LONDON — The dollar was headed for its third weekly gain in a row and was near two-decade highs against other major currencies, as investors focused on U.S. jobs data due later on Friday that could bolster the case for aggressive interest rate hikes.
The U.S. currency has been riding high since Federal Reserve Chair Jerome Powell said at the Jackson Hole symposium in Wyoming last Friday that rates would need to be high “for some time” to combat inflation.
The dollar index – which tracks the currency against six counterparts – leapt to a fresh 20-year high on Thursday of 109.99, bolstered by robust U.S. data showing a fall in unemployment claims.
The index came off the boil in early European trading hours on Friday, slipping 0.3% to 109.23. However, the index is still on track for a 0.4% weekly gain.
U.S. non-farm payrolls data due at 1230 GMT will be closely watched, analysts said. Economists expect 300,000 jobs were added in August, which would extend a strong run of data.

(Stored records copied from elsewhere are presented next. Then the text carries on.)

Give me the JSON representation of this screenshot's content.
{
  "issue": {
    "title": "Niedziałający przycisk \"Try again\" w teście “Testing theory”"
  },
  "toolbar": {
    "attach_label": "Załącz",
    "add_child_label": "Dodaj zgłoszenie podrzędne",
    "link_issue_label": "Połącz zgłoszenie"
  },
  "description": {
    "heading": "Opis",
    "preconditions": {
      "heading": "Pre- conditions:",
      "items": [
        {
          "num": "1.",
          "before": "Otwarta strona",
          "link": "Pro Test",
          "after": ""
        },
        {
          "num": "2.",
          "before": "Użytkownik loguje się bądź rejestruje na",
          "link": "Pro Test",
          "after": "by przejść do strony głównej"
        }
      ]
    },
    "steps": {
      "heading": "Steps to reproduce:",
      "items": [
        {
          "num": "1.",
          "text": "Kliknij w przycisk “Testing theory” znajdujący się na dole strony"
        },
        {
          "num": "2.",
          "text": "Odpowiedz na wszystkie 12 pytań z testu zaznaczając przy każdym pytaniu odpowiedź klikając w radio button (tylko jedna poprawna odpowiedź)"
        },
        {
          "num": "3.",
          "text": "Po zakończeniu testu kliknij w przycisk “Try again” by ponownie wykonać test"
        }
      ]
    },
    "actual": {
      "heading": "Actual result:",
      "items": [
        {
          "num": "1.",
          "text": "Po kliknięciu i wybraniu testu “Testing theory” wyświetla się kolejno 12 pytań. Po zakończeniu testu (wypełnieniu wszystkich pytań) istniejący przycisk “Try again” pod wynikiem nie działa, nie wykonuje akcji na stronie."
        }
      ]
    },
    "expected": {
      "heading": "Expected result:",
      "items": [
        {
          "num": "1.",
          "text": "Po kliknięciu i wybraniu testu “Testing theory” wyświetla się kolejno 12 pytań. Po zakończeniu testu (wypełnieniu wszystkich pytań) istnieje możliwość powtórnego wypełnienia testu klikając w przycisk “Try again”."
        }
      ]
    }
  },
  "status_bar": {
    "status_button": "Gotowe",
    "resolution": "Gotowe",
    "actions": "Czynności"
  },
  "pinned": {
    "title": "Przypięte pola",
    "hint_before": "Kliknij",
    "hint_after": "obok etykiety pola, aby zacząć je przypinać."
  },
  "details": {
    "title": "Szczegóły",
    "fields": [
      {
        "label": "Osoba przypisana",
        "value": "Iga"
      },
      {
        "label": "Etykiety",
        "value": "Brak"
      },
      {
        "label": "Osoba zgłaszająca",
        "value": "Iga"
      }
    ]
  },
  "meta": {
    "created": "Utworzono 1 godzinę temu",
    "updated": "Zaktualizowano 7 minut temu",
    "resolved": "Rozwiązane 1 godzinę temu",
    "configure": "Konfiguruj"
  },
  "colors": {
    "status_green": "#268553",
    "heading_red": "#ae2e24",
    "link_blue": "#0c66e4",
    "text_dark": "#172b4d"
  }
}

“We would have to see clearer signs of an economic downturn in the US with the addition of more cautious comments on the part of the Fed to end the USD rally,” You-Na Park-Heger, currency analyst at Commerzbank, said in a note.
Fed funds futures are pricing about a 75% chance that the Fed hikes rates by 75 bps this month and it has been a week of heavy selling in the U.S. Treasury market.

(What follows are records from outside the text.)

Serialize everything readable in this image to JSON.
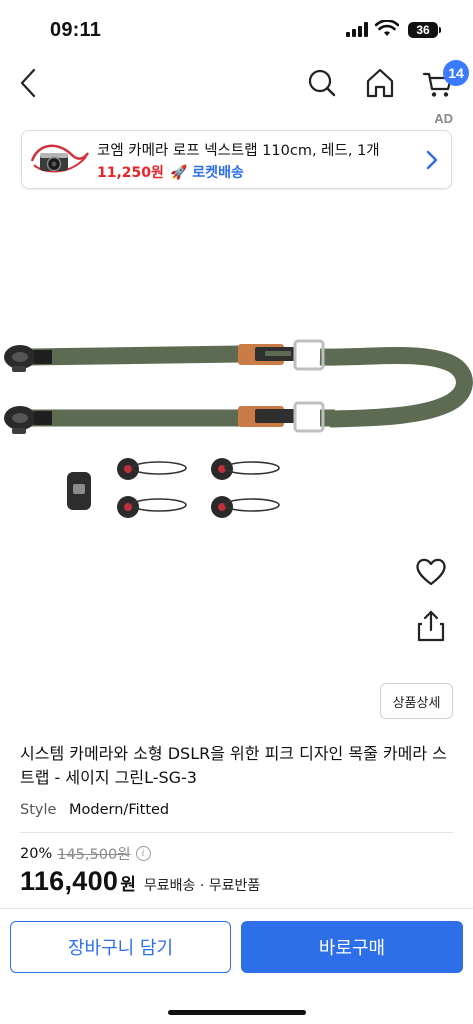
{
  "status_bar": {
    "time": "09:11",
    "battery": "36"
  },
  "nav": {
    "cart_count": "14",
    "ad_label": "AD"
  },
  "ad_banner": {
    "title": "코엠 카메라 로프 넥스트랩 110cm, 레드, 1개",
    "price": "11,250원",
    "rocket": "🚀 로켓배송"
  },
  "product": {
    "detail_button": "상품상세",
    "title": "시스템 카메라와 소형 DSLR을 위한 피크 디자인 목줄 카메라 스트랩 - 세이지 그린L-SG-3",
    "style_key": "Style",
    "style_value": "Modern/Fitted",
    "discount": "20%",
    "original_price": "145,500원",
    "price": "116,400",
    "currency": "원",
    "shipping": "무료배송 · 무료반품"
  },
  "actions": {
    "add_to_cart": "장바구니 담기",
    "buy_now": "바로구매"
  },
  "colors": {
    "accent": "#2d6fe8",
    "sale_red": "#e52528",
    "strap_green": "#5c6b52",
    "leather": "#c97c45"
  }
}
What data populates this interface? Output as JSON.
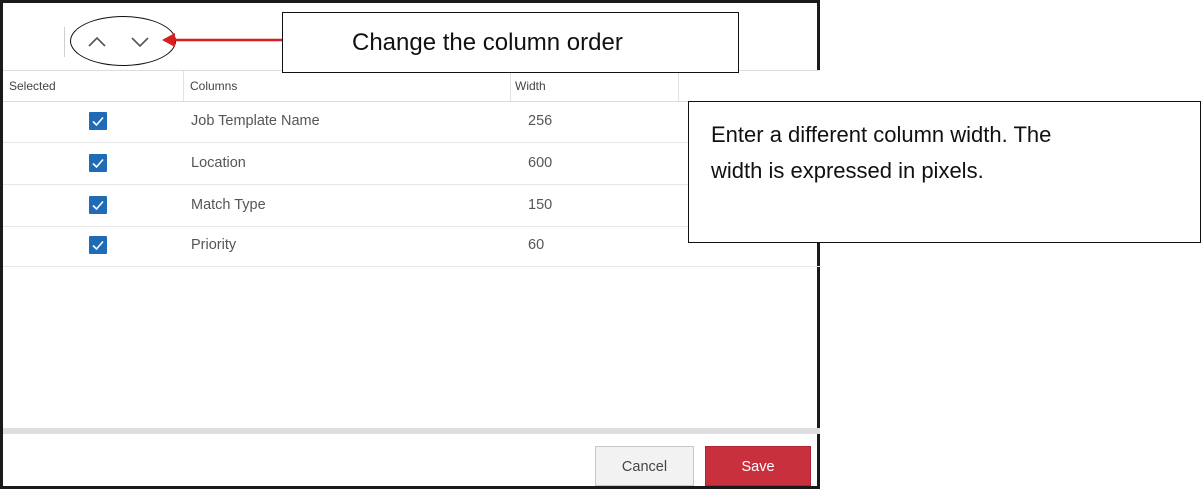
{
  "toolbar": {
    "move_up_icon": "chevron-up-icon",
    "move_down_icon": "chevron-down-icon"
  },
  "columns_header": {
    "selected": "Selected",
    "columns": "Columns",
    "width": "Width"
  },
  "rows": [
    {
      "selected": true,
      "name": "Job Template Name",
      "width": "256"
    },
    {
      "selected": true,
      "name": "Location",
      "width": "600"
    },
    {
      "selected": true,
      "name": "Match Type",
      "width": "150"
    },
    {
      "selected": true,
      "name": "Priority",
      "width": "60"
    }
  ],
  "footer": {
    "cancel_label": "Cancel",
    "save_label": "Save"
  },
  "annotations": {
    "column_order_note": "Change the column order",
    "width_note_line1": "Enter a different column width.  The",
    "width_note_line2": "width is expressed in pixels."
  },
  "colors": {
    "checkbox": "#1f6bb5",
    "save_button": "#c8303e",
    "arrow": "#d81e1e"
  }
}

The moves have supported the dollar’s march on the yen in particular, since Japan’s yields are anchored near zero.
The dollar surged above 140 yen for the first time since 1998 on Thursday, and the yen fell to a fresh trough of 140.43 on the day. It was last broadly flat at 140.305.
Japan’s government will take “appropriate” action as needed, Japanese finance minister Shun Suzuki said on Friday.
The euro retraced some of the previous day’s losses against the dollar and inched back above parity, up 0.6% to $1.00045.
The European Central Bank is due to meet next week, with money markets betting on an unprecedented 75 basis point hike.
Sterling edged up 0.2% on the day versus the dollar at $1.15670, but remains down around 1.4% this week. Britain’s new prime minister will be announced on Monday, when the ruling Conservative Party’s leadership contest concludes, which could prompt further pound moves.
(Reporting by Iain Withers, Additional reporting by Tom Westbrook in Singapore; editing by Philippa Fletcher, William Maclean)